(RECORD EXTRACTS)

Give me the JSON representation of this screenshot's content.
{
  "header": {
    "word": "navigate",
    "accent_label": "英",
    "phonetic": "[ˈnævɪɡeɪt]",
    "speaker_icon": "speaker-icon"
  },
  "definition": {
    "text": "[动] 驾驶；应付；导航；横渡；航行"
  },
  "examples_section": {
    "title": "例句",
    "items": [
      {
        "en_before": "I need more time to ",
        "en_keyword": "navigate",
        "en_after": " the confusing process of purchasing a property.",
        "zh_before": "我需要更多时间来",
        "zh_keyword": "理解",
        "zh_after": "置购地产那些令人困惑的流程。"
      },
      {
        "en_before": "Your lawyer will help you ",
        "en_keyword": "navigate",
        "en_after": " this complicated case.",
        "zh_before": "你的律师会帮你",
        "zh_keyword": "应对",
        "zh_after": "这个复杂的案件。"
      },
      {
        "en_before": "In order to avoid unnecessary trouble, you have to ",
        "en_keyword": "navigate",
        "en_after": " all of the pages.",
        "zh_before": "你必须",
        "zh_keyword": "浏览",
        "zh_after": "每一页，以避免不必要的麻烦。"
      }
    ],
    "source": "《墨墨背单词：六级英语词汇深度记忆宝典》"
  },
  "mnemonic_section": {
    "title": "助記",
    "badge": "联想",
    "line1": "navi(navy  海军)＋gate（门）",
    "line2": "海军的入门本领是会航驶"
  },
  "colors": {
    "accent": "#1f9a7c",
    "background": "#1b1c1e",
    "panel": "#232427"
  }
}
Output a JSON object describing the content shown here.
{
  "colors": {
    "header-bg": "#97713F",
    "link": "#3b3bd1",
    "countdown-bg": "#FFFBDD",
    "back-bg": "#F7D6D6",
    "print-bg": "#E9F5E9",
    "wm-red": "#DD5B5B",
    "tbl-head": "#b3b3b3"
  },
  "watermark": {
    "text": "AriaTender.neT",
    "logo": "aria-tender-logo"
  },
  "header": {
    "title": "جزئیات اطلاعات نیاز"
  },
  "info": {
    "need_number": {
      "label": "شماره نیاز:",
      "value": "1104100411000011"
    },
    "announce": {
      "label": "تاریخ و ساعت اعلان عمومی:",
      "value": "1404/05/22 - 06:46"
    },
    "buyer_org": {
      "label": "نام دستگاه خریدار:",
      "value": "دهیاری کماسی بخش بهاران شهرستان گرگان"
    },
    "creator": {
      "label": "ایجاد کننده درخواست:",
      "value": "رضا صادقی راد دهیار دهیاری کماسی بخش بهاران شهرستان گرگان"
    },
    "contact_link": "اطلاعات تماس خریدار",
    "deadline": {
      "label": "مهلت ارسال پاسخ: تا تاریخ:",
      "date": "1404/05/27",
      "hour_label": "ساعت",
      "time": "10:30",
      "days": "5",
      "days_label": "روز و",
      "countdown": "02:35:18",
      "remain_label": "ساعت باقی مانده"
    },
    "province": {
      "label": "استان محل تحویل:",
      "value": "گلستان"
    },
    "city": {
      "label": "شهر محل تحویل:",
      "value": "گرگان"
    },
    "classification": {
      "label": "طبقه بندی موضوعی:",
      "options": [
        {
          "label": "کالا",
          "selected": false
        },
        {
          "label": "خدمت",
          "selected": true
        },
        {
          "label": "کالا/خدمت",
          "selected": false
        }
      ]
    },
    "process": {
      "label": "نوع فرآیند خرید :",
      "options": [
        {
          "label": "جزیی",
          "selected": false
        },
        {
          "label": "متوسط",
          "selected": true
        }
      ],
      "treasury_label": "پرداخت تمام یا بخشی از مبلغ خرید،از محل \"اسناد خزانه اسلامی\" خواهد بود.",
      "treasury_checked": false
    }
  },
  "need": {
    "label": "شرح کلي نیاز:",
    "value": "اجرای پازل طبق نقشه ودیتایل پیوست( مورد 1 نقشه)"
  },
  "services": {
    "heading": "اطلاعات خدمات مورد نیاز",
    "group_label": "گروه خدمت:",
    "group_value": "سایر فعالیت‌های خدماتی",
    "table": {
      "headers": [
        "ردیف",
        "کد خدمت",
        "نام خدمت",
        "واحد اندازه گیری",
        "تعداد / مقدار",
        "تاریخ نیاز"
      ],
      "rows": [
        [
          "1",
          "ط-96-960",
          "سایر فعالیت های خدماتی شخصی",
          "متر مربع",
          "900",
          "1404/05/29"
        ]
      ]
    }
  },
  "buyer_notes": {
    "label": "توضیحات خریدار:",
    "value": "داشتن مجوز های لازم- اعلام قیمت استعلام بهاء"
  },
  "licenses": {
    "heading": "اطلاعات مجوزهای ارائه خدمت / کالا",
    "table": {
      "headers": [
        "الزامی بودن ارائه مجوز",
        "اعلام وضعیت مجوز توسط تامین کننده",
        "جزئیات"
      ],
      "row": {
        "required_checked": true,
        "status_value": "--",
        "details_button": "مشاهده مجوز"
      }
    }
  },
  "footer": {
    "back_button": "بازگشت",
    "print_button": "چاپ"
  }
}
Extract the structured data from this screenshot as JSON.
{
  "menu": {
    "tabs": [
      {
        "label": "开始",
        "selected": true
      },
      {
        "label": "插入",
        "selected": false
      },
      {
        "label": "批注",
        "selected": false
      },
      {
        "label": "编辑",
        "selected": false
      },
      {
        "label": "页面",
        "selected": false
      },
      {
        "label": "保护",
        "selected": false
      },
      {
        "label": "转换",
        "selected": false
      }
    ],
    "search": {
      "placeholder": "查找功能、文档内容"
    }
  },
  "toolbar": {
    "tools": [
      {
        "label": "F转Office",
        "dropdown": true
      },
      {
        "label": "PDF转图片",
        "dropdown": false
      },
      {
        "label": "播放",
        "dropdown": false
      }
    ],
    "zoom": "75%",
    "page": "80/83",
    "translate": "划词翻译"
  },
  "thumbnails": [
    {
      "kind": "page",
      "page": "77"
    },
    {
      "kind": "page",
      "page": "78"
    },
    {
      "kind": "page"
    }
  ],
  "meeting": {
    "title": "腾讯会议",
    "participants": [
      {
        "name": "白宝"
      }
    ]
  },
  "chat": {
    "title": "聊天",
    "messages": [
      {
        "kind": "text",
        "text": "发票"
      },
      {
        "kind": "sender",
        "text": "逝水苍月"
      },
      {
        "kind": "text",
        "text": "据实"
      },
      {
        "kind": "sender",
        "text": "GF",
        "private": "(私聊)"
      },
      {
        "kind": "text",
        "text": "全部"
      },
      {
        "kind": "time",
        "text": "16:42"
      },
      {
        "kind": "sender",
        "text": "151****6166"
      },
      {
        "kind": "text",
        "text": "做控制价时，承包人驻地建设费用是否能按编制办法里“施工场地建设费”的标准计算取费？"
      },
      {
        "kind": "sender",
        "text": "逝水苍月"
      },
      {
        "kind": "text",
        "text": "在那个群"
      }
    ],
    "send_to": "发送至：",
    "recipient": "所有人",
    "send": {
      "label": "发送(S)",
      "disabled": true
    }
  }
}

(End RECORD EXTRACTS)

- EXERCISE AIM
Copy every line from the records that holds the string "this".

- RESPONSE TO THE TASK
Give me the JSON representation of this screenshot's content.
        "en_after": " this complicated case.",
Extract the structured data from this screenshot as JSON.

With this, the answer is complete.